Pioneer Press Boys Volleyball Player of the Year: David Wieczorek

SHARE Pioneer Press Boys Volleyball Player of the Year: David Wieczorek

As long as he could remember, David Wieczorek has been playing volleyball.

Wieczorek and his father, Al Wieczorek, regularly play pepper, a simple drill of passing the ball back and forth between partners. Al Wieczorek started playing volleyball when he was a teenager. When he became a young father, he joined an adult club team called Chicago Coast. Eventually, David Wieczorek tagged along.

David Wieczorek played pepper with other members of Chicago Coast and even joined their hitting line before matches, sometimes wearing a No. 101 jersey as the team’s ball boy. When Chicago Coast won a national championship in 2009, eighth-grader David Wieczorek joined the team picture standing next to his dad.

David Wieczorek’s experience with his dad helped him develop a passion for the game and become one of the state’s top players. David Wieczorek, a 6-foot-7 senior outside hitter, is the Pioneer Press Boys Volleyball Player of the Year after leading Loyola to the sectional finals this season.

He tallied 542 kills this season, which is the 10th most in state history in a single season, and his career total of 1,263 kills ranks sixth all-time, according to the IHSA. He served 61 aces on the season.

“I’ve been in the gym as long as I can remember.

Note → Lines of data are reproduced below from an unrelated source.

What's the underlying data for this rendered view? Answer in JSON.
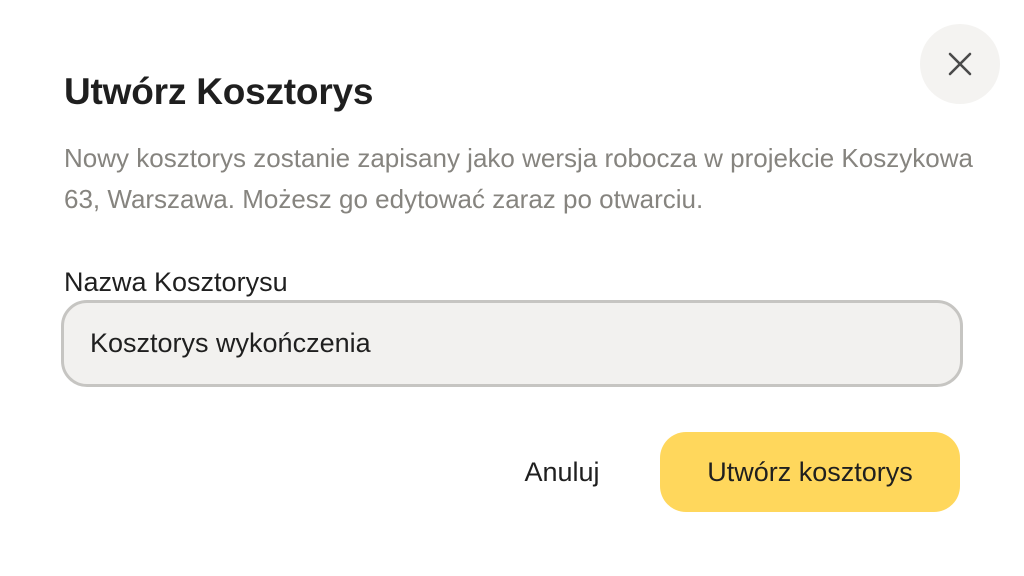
{
  "dialog": {
    "title": "Utwórz Kosztorys",
    "description": "Nowy kosztorys zostanie zapisany jako wersja robocza w projekcie Koszykowa 63, Warszawa. Możesz go edytować zaraz po otwarciu.",
    "close_icon": "close-icon"
  },
  "form": {
    "name_label": "Nazwa Kosztorysu",
    "name_value": "Kosztorys wykończenia"
  },
  "actions": {
    "cancel_label": "Anuluj",
    "create_label": "Utwórz kosztorys"
  },
  "colors": {
    "primary_button": "#ffd75c",
    "input_background": "#f2f1ef",
    "close_background": "#f4f3f1",
    "description_text": "#86847f",
    "text": "#1f1f1f"
  }
}
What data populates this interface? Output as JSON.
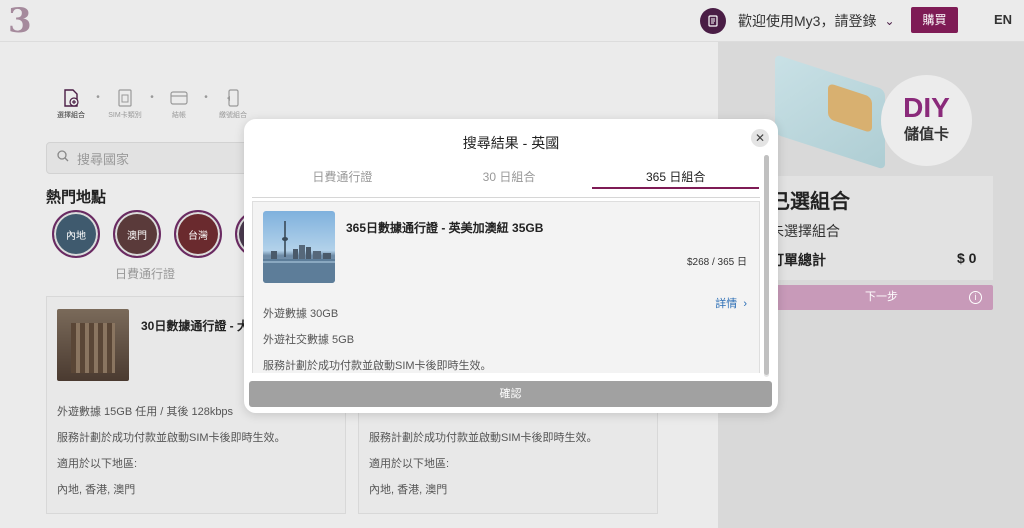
{
  "header": {
    "logo": "3",
    "welcome": "歡迎使用My3，請登錄",
    "buy": "購買",
    "lang": "EN"
  },
  "steps": [
    {
      "label": "選擇組合",
      "icon": "sim-plus-icon"
    },
    {
      "label": "SIM卡類別",
      "icon": "sim-card-icon"
    },
    {
      "label": "結帳",
      "icon": "payment-card-icon"
    },
    {
      "label": "繳號組合",
      "icon": "phone-icon"
    }
  ],
  "search": {
    "placeholder": "搜尋國家"
  },
  "hot": {
    "title": "熱門地點",
    "regions": [
      "內地",
      "澳門",
      "台灣"
    ]
  },
  "bg_tab": "日費通行證",
  "bg_cards": [
    {
      "title": "30日數據通行證 - 大",
      "lines": [
        "外遊數據 15GB 任用 / 其後 128kbps",
        "服務計劃於成功付款並啟動SIM卡後即時生效。",
        "適用於以下地區:",
        "內地, 香港, 澳門"
      ]
    },
    {
      "title": "",
      "lines": [
        "",
        "服務計劃於成功付款並啟動SIM卡後即時生效。",
        "適用於以下地區:",
        "內地, 香港, 澳門"
      ]
    }
  ],
  "right_panel": {
    "diy": "DIY",
    "diy_sub": "儲值卡",
    "title": "已選組合",
    "subtitle": "未選擇組合",
    "total_label": "訂單總計",
    "total_amount": "$ 0",
    "next": "下一步"
  },
  "modal": {
    "title": "搜尋結果 - 英國",
    "tabs": [
      "日費通行證",
      "30 日組合",
      "365 日組合"
    ],
    "active_tab": 2,
    "package": {
      "title": "365日數據通行證 - 英美加澳紐 35GB",
      "price": "$268 / 365 日",
      "detail": "詳情",
      "lines": [
        "外遊數據 30GB",
        "外遊社交數據 5GB",
        "服務計劃於成功付款並啟動SIM卡後即時生效。"
      ]
    },
    "confirm": "確認"
  },
  "colors": {
    "brand": "#7e1b55",
    "link": "#2a6db5"
  }
}
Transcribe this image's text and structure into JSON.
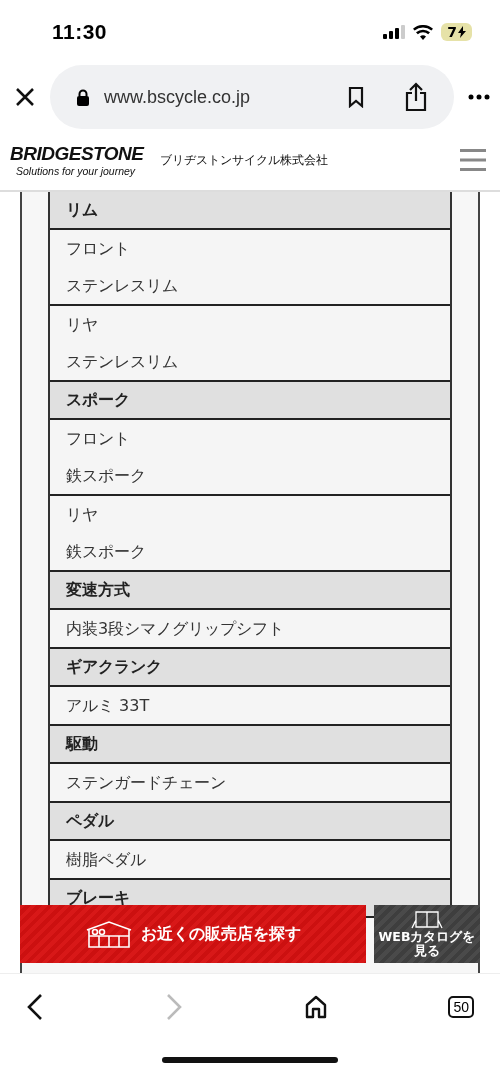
{
  "status_bar": {
    "time": "11:30",
    "battery": "7",
    "charging": true
  },
  "browser_bar": {
    "url": "www.bscycle.co.jp"
  },
  "site_header": {
    "logo": "BRIDGESTONE",
    "tagline": "Solutions for your journey",
    "company": "ブリヂストンサイクル株式会社"
  },
  "spec_table": {
    "sections": [
      {
        "title": "リム",
        "items": [
          {
            "lines": [
              "フロント",
              "ステンレスリム"
            ]
          },
          {
            "lines": [
              "リヤ",
              "ステンレスリム"
            ]
          }
        ]
      },
      {
        "title": "スポーク",
        "items": [
          {
            "lines": [
              "フロント",
              "鉄スポーク"
            ]
          },
          {
            "lines": [
              "リヤ",
              "鉄スポーク"
            ]
          }
        ]
      },
      {
        "title": "変速方式",
        "items": [
          {
            "lines": [
              "内装3段シマノグリップシフト"
            ]
          }
        ]
      },
      {
        "title": "ギアクランク",
        "items": [
          {
            "lines": [
              "アルミ 33T"
            ]
          }
        ]
      },
      {
        "title": "駆動",
        "items": [
          {
            "lines": [
              "ステンガードチェーン"
            ]
          }
        ]
      },
      {
        "title": "ペダル",
        "items": [
          {
            "lines": [
              "樹脂ペダル"
            ]
          }
        ]
      },
      {
        "title": "ブレーキ"
      }
    ]
  },
  "banner": {
    "dealer_button": "お近くの販売店を探す",
    "catalog_button": "WEBカタログを見る"
  },
  "toolbar": {
    "tabs_count": "50"
  }
}
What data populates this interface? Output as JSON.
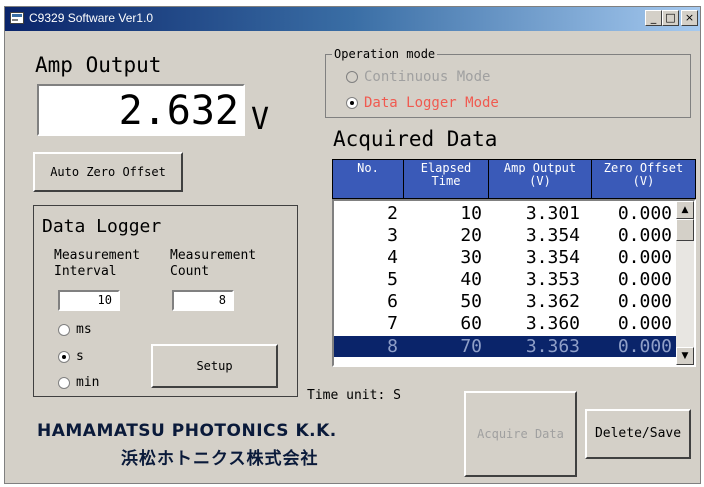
{
  "window": {
    "title": "C9329 Software Ver1.0",
    "controls": {
      "minimize": "_",
      "maximize": "□",
      "close": "×"
    }
  },
  "amp_output": {
    "title": "Amp Output",
    "value": "2.632",
    "unit": "V"
  },
  "auto_zero_button": "Auto Zero Offset",
  "operation_mode": {
    "legend": "Operation mode",
    "options": [
      {
        "label": "Continuous Mode",
        "selected": false,
        "color": "#a0a0a0"
      },
      {
        "label": "Data Logger Mode",
        "selected": true,
        "color": "#f05a50"
      }
    ]
  },
  "acquired_data": {
    "title": "Acquired Data",
    "columns": [
      "No.",
      "Elapsed\nTime",
      "Amp Output\n(V)",
      "Zero Offset\n(V)"
    ],
    "rows": [
      {
        "no": "2",
        "time": "10",
        "amp": "3.301",
        "zero": "0.000",
        "selected": false
      },
      {
        "no": "3",
        "time": "20",
        "amp": "3.354",
        "zero": "0.000",
        "selected": false
      },
      {
        "no": "4",
        "time": "30",
        "amp": "3.354",
        "zero": "0.000",
        "selected": false
      },
      {
        "no": "5",
        "time": "40",
        "amp": "3.353",
        "zero": "0.000",
        "selected": false
      },
      {
        "no": "6",
        "time": "50",
        "amp": "3.362",
        "zero": "0.000",
        "selected": false
      },
      {
        "no": "7",
        "time": "60",
        "amp": "3.360",
        "zero": "0.000",
        "selected": false
      },
      {
        "no": "8",
        "time": "70",
        "amp": "3.363",
        "zero": "0.000",
        "selected": true
      }
    ],
    "selection_color": "#0a246a",
    "header_color": "#3a5ab8"
  },
  "data_logger": {
    "title": "Data Logger",
    "interval_label_1": "Measurement",
    "interval_label_2": "Interval",
    "count_label_1": "Measurement",
    "count_label_2": "Count",
    "interval_value": "10",
    "count_value": "8",
    "units": [
      {
        "label": "ms",
        "selected": false
      },
      {
        "label": "s",
        "selected": true
      },
      {
        "label": "min",
        "selected": false
      }
    ],
    "setup_button": "Setup"
  },
  "time_unit": "Time unit: S",
  "buttons": {
    "acquire": "Acquire Data",
    "delete_save": "Delete/Save"
  },
  "branding": {
    "company_en": "HAMAMATSU PHOTONICS K.K.",
    "company_jp": "浜松ホトニクス株式会社"
  }
}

My dad still plays [USA Volleyball tournaments],” David Wieczorek said. “I go with him all the time. It’s cool; they let me hit.”

In the offseason, Al and David Wieczorek have played pepper during the winter months in an alley near David Wieczorek’s home in Edison Park.

“We pass the ball, we bump the ball,” Al Wieczorek said. “[Volleyball] is all that kid does. He loves it. It’s not something I made him do.”

David Wieczorek has traveled to his father’s matches all over the Chicago area and has seen him play in USA Volleyball’s adult national tournaments in Phoenix, Dallas and Minneapolis.

Later this month, Al Wieczorek will travel to Houston to help coach David Wieczorek’s Energy club team in the USA Boys Junior Nationals June 28-July 5. The head coach of the Energy team is Jimmy Neill, one of Al Wieczorek’s teammates from Chicago Coast.

“[Chicago Coast players] treat David like they are his big brothers,” Al Wieczorek said. “They all adore David. They are not family, but they are like family. My Chicago Coast teammates would visit David at his matches.”

Next season, David Wieczorek will play at NCAA perennial power Pepperdine. The longtime father-son volleyball combination will be broken up as David Wieczorek begins a new career. Al Wieczorek first coached David Wieczorek in volleyball at St. Thecla Catholic School in Chicago in the fourth grade.

“We always talk in the car about volleyball,” David Wieczorek said. “We never stop. It’s the greatest game of my life. We talk about what I can do better. Even on the phone, we talk about that every morning.”

Al and David Wieczorek still plan on talking daily when David gets to college, but it will have to be long distance.

All-star power

Wieczorek and teammate Collin Merk played in the High School Volleyball Coaches Association’s third-annual All-Star Game June 9 for seniors. When asked who was the match’s most feared hitter, Lincoln-Way North’s Brad McFarland told the Southtown Star: “[Wieczorek] hits the ball really high and really hard across. It’s not fun to block him. I wasn’t trying to lose a finger.”

The Latest
The second-year forward knows there’s a youth movement underway. Now that he’s healthy, he’s looking to see what part he’ll play in it.
The Illinois Republican has a lot going on at the convention because he wears a lot of hats. He’s a vice chair of the National Republican Congressional Committee — a House GOP political organization — and a member of the tax-writing Ways and Means Committee and the Intelligence Committee.
If the Cubs were good enough to go to Baltimore and sweep a three-game series against the playoff-bound Orioles, it’s too soon to dismiss them.
The Sun-Times’ annual season-opening test of fans’ optimism/pessimism is a little skewed this year. With Caleb Williams, DJ Moore, Keenan Allen & Co. and a defense on the rise, Bears fans have every right to feel good about this team. What can go wrong?